in ruling on a motion to dismiss, and if the allegations of
the complaint about a particular exhibit conflict with the
contents of the exhibit itself, the exhibit controls.”
Hoefling v. City of Miami, 811 F.3d 1271, 1277 (11th
survive a motion to dismiss, a complaint must “state a
claim to relief that is plausible on its face.”
Twombly, 550 U.S. at 570. “A claim has facial
plausibility when the plaintiff pleads factual content that
allows the court to draw the reasonable inference that the
defendant is liable for the misconduct alleged.”
Ashcroft v. Iqbal, 556 U.S. 662, 678 (2009).
Although “[t]he plausibility standard is not akin to a
‘probability requirement, ’” the complaint
must demonstrate “more than a sheer possibility that a
defendant has acted unlawfully.” Id. A
plausible claim for relief requires “enough fact[s] to
raise a reasonable expectation that discovery will reveal
evidence” to support the claim. Twombly, 550
U.S. at 556.
considering a motion to dismiss, a court should “1)
eliminate any allegations in the complaint that are merely
legal conclusions; and 2) where there are well-pleaded
factual allegations, ‘assume their veracity and then
determine whether they plausibly give rise to an entitlement
to relief.’” Kivisto v. Miller, Canfield,
Paddock & Stone, PLC, 413 Fed.Appx. 136, 138 (11th
Cir. 2011) (quoting Am. Dental Ass’n v. Cigna
Corp., 605 F.3d 1283, 1290 (11th Cir. 2010)). That task
is context specific and, to survive the motion, the
allegations must permit the court based on its
“judicial experience and common sense . . . to infer
more than the mere possibility of misconduct.”
Iqbal, 556 U.S. at 679. If the court determines that
well-pleaded facts, accepted as true, do not state a claim
that is plausible, the claims are due to be dismissed.
Twombly, 550 U.S. at 570.
Fannie Mae, Bank of America, and MERS seek dismissal of
Plaintiffs’ claims, arguing that none of
Plaintiffs’ claims present a plausible cause of action.
(Docs. # 21, 22, 23). The court addresses each claim below,
in turn, and does so on a defendant-specific basis.
their Response to Defendant MERS’ Motion to Dismiss,
Plaintiffs acknowledge that they are not pursuing any claims
against Defendant MERS and therefore do not oppose the
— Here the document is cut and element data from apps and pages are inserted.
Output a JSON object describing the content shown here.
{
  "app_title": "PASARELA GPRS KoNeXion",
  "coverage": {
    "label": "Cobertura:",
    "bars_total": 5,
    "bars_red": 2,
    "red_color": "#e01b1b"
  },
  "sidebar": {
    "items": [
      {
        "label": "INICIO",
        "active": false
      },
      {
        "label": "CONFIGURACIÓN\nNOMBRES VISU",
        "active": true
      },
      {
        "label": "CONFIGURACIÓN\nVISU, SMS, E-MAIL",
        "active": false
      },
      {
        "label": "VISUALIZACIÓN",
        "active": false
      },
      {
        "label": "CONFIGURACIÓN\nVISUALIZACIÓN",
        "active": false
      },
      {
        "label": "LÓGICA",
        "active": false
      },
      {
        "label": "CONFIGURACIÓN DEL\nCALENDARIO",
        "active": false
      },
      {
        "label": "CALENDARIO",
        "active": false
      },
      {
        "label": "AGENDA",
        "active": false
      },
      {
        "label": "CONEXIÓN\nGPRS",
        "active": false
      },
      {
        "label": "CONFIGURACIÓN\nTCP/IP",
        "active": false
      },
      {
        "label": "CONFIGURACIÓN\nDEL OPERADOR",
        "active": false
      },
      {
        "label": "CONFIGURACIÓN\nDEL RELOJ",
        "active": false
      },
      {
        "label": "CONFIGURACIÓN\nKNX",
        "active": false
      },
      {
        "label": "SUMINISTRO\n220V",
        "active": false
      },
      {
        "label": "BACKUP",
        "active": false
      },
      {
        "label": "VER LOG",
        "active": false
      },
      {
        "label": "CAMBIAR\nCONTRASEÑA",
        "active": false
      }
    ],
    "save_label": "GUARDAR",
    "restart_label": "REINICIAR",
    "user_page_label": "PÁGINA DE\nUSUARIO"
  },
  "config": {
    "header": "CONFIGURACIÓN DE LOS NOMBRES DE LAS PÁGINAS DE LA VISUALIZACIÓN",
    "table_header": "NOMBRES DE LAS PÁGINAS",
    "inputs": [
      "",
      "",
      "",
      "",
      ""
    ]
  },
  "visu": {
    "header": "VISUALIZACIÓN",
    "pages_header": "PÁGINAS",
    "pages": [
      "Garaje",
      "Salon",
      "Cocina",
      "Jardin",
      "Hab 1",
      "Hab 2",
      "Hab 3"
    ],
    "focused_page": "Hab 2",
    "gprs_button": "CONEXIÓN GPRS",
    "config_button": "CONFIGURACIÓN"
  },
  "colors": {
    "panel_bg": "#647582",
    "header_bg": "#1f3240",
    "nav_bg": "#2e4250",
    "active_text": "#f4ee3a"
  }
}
granting of its motion to dismiss. (Doc. # 33). Consequently,
Defendant MERS’ Motion to Dismiss (Doc. # 21) is due to
Bank of America and Fannie Mae
Plaintiffs’ Shotgun Pleading
addressing the actual substantive claims in Plaintiffs’
Amended Complaint, it is necessary to first address the
shotgun nature of the amended pleading. In their motions to
dismiss, Bank of America and Fannie Mae first argue that
under Federal Rules of Civil Procedure 8 and 12(b)(6),
Plaintiffs’ Amended Complaint should be dismissed
because it is a “shotgun pleading.”(Doc. # 23 at 2).
This court agrees.
shotgun pleading is characterized by:
(1) multiple counts that each adopt the allegations of all
preceding counts; (2) conclusory, vague, and immaterial facts
that do not clearly connect to a particular cause of action;
(3) failing to separate each cause of action or claim for
relief into distinct counts; or (4) combing multiple claims
against multiple defendants without specifying which
defendant is responsible for which act.
McDonough v. City of Homestead, 771 Fed.Appx. 952,
955 (11th Cir. 2019); see Jackson v. Bankof
America, N.A., 898 F.3d 1348, 1356 (11th Cir. 2018). The
Eleventh Circuit has “little tolerance for shotgun
pleadings” and has held that “in a case in
which a party, plaintiff or defendant, files a shotgun
pleading, the district court ‘should strike the
[pleading] and instruct counsel to replead the case-if
counsel [can] in good faith make the representations required
by Fed.R.Civ.P. 11(b).’” Vibe Micro, Inc. v.
Shabanets, 878 F.3d 1291, 1294 (11th Cir. 2018);
Jackson, 898 F.3d at 1357. Implicit in this
“notion [is] that if the plaintiff fails to comply with
the court’s order-by filing a repleader with the same
deficiency-the court should strike his pleading or, depending
on the circumstances, dismiss [the] case and consider the
imposition of monetary sanctions.” Jackson,
898 F.3d at 1357; Shabanets, 878 F.3d at 1295
(“A district court has the ‘inherent authority to
control its docket and ensure the prompt resolution of
lawsuits, ’ which includes the ability to dismiss a
complaint on shotgun pleading ...